(Website and app data records)
::::
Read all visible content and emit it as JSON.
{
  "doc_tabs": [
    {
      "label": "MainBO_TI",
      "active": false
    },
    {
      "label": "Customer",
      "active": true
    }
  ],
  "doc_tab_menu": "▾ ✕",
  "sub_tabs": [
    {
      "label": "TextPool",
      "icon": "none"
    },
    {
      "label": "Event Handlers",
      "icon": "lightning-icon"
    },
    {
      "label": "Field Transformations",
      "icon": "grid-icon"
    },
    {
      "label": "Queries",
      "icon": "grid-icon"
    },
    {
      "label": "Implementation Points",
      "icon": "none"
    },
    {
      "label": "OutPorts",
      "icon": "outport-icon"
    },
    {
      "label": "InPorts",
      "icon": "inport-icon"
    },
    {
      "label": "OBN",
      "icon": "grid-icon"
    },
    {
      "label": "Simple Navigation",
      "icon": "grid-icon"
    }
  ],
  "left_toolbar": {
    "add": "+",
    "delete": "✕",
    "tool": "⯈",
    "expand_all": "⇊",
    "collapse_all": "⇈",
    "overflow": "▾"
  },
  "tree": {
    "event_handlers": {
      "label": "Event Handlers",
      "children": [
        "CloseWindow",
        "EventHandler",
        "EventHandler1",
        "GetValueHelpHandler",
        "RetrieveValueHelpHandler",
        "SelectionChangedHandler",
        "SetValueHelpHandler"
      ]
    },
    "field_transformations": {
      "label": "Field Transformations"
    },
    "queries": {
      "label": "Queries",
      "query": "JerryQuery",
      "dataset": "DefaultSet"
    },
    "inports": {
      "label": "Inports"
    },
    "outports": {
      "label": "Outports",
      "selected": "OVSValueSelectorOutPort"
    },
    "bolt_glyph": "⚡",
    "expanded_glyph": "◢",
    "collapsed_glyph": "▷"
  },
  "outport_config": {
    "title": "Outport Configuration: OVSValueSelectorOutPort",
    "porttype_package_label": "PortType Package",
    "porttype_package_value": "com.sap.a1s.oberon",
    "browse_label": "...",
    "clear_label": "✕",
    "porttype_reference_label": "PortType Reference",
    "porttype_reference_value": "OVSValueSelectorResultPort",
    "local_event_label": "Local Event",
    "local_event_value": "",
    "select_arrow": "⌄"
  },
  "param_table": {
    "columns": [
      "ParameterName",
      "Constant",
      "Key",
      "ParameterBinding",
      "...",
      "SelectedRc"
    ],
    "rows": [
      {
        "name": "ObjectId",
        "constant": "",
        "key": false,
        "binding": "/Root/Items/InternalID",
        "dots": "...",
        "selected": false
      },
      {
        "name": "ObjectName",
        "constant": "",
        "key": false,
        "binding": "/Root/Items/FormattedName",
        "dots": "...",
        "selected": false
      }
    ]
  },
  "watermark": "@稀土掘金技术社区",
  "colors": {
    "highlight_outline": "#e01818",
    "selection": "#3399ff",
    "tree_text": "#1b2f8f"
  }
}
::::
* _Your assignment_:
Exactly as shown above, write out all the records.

* _Task answer_:
Read all visible content and emit it as JSON.
{
  "doc_tabs": [
    {
      "label": "MainBO_TI",
      "active": false
    },
    {
      "label": "Customer",
      "active": true
    }
  ],
  "doc_tab_menu": "▾ ✕",
  "sub_tabs": [
    {
      "label": "TextPool",
      "icon": "none"
    },
    {
      "label": "Event Handlers",
      "icon": "lightning-icon"
    },
    {
      "label": "Field Transformations",
      "icon": "grid-icon"
    },
    {
      "label": "Queries",
      "icon": "grid-icon"
    },
    {
      "label": "Implementation Points",
      "icon": "none"
    },
    {
      "label": "OutPorts",
      "icon": "outport-icon"
    },
    {
      "label": "InPorts",
      "icon": "inport-icon"
    },
    {
      "label": "OBN",
      "icon": "grid-icon"
    },
    {
      "label": "Simple Navigation",
      "icon": "grid-icon"
    }
  ],
  "left_toolbar": {
    "add": "+",
    "delete": "✕",
    "tool": "⯈",
    "expand_all": "⇊",
    "collapse_all": "⇈",
    "overflow": "▾"
  },
  "tree": {
    "event_handlers": {
      "label": "Event Handlers",
      "children": [
        "CloseWindow",
        "EventHandler",
        "EventHandler1",
        "GetValueHelpHandler",
        "RetrieveValueHelpHandler",
        "SelectionChangedHandler",
        "SetValueHelpHandler"
      ]
    },
    "field_transformations": {
      "label": "Field Transformations"
    },
    "queries": {
      "label": "Queries",
      "query": "JerryQuery",
      "dataset": "DefaultSet"
    },
    "inports": {
      "label": "Inports"
    },
    "outports": {
      "label": "Outports",
      "selected": "OVSValueSelectorOutPort"
    },
    "bolt_glyph": "⚡",
    "expanded_glyph": "◢",
    "collapsed_glyph": "▷"
  },
  "outport_config": {
    "title": "Outport Configuration: OVSValueSelectorOutPort",
    "porttype_package_label": "PortType Package",
    "porttype_package_value": "com.sap.a1s.oberon",
    "browse_label": "...",
    "clear_label": "✕",
    "porttype_reference_label": "PortType Reference",
    "porttype_reference_value": "OVSValueSelectorResultPort",
    "local_event_label": "Local Event",
    "local_event_value": "",
    "select_arrow": "⌄"
  },
  "param_table": {
    "columns": [
      "ParameterName",
      "Constant",
      "Key",
      "ParameterBinding",
      "...",
      "SelectedRc"
    ],
    "rows": [
      {
        "name": "ObjectId",
        "constant": "",
        "key": false,
        "binding": "/Root/Items/InternalID",
        "dots": "...",
        "selected": false
      },
      {
        "name": "ObjectName",
        "constant": "",
        "key": false,
        "binding": "/Root/Items/FormattedName",
        "dots": "...",
        "selected": false
      }
    ]
  },
  "watermark": "@稀土掘金技术社区",
  "colors": {
    "highlight_outline": "#e01818",
    "selection": "#3399ff",
    "tree_text": "#1b2f8f"
  }
}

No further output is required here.